Huntington's Disease: What You Need to Know
Posted Tuesday, March 28, 2017
Did You Know? 1 in 10,000 Americans have Huntington’s Disease
Huntington’s Disease (HD) is the Breakdown of Nerve Cells in the Brain
Huntington’s Disease is a genetic neurological disorder that causes the progressive breakdown of nerve cells in the brain, which impairs a person’s functional abilities, resulting in cognitive, motor and psychiatric disorders.
Every child of a parent with HD has a 50% chance of inheriting the gene that causes the disease. If the child has not inherited the gene, he or she will not develop the disease and cannot pass it on to their own children.
Please read and share this guide to help raise awareness about Huntington’s Disease, including signs and symptoms, treatment and support options.
01 | Onset, Signs and Symptoms
Most people develop symptoms in their 30’s or 40’s; symptoms progressively worsen and include:
- Uncontrolled movements (chorea)
- Abnormal body posture
- Changes in behavior, emotions & cognition
- Impaired coordination
- Slurred speech
- Difficulty feeding & swallowing
When symptoms appear before age 20, the condition is called Juvenile Huntington’s Disease. Symptoms differ and include unsteadiness, rigidity, seizures and difficulty at school.
02 | Treatment
Currently, there is no known cure for HD and no treatment that can stop or reverse the progression of the disease. However, there are medications that can help with symptoms such as chorea, hallucinations, depression and anxiety.
03 | Support
Due to the progressive nature of the disease, patients will eventually require assistance with daily activities and care. Therefore, it is important to create a supportive environment in the early stages of the disease.

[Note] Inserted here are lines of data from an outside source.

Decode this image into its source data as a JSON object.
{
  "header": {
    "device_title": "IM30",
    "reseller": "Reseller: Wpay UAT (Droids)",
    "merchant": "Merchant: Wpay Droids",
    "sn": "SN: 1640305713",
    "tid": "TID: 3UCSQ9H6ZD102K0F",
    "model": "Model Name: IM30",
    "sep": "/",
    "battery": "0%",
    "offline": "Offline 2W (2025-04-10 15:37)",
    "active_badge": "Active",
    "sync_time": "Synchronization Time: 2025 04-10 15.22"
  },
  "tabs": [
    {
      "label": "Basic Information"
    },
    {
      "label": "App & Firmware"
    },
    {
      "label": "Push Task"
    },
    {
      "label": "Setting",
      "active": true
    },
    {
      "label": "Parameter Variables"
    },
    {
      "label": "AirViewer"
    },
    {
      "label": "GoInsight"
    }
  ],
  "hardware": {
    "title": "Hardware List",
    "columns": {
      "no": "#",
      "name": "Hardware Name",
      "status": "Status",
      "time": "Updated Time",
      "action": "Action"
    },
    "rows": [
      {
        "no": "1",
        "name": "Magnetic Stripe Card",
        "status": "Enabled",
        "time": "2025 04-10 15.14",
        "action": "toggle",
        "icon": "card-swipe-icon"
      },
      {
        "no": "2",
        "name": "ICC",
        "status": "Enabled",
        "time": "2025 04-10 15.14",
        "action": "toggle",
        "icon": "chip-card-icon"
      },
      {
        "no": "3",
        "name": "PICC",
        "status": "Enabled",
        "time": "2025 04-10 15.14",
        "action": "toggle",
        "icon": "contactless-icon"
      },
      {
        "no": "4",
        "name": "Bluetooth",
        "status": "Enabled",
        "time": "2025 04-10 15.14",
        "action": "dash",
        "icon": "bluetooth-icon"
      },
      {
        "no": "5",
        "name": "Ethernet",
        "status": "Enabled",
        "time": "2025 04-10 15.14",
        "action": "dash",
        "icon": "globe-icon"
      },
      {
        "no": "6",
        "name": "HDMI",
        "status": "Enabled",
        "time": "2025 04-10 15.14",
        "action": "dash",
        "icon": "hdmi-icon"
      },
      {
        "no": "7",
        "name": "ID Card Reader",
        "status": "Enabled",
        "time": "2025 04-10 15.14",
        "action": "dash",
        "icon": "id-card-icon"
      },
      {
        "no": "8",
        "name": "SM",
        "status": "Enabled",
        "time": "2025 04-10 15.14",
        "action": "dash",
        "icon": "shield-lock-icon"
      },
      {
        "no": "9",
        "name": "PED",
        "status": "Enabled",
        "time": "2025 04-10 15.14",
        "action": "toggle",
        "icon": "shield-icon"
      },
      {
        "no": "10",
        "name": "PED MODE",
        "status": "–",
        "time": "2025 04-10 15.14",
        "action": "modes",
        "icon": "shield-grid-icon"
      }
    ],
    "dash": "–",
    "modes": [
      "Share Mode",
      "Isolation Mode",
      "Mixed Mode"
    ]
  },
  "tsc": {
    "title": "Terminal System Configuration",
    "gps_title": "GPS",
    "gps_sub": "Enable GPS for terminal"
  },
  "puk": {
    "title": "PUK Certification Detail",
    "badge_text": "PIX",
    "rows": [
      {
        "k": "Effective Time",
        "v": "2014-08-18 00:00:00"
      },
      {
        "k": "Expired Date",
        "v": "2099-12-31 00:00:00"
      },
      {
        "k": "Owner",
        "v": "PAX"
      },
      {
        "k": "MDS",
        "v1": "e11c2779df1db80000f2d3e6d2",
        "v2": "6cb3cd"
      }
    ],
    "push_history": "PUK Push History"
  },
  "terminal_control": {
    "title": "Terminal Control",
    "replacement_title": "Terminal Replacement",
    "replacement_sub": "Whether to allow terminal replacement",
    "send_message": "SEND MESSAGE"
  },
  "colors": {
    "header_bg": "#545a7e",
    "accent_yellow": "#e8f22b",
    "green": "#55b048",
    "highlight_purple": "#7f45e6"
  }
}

In later stages of HD, professional care may be required, either at home or in a long-term facility.
- Plan Ahead – Start your search early for a facility that is familiar with Huntington’s Disease.
- Ask for Help – There are social workers who have experience in finding long term care placement for people with HD. Reach out to your local social worker to find out how they can help.
For additional resources on awareness and living with Huntington’s Disease, visit Huntington’s Disease Society of America at: http://hdsa.org/living-with-hd/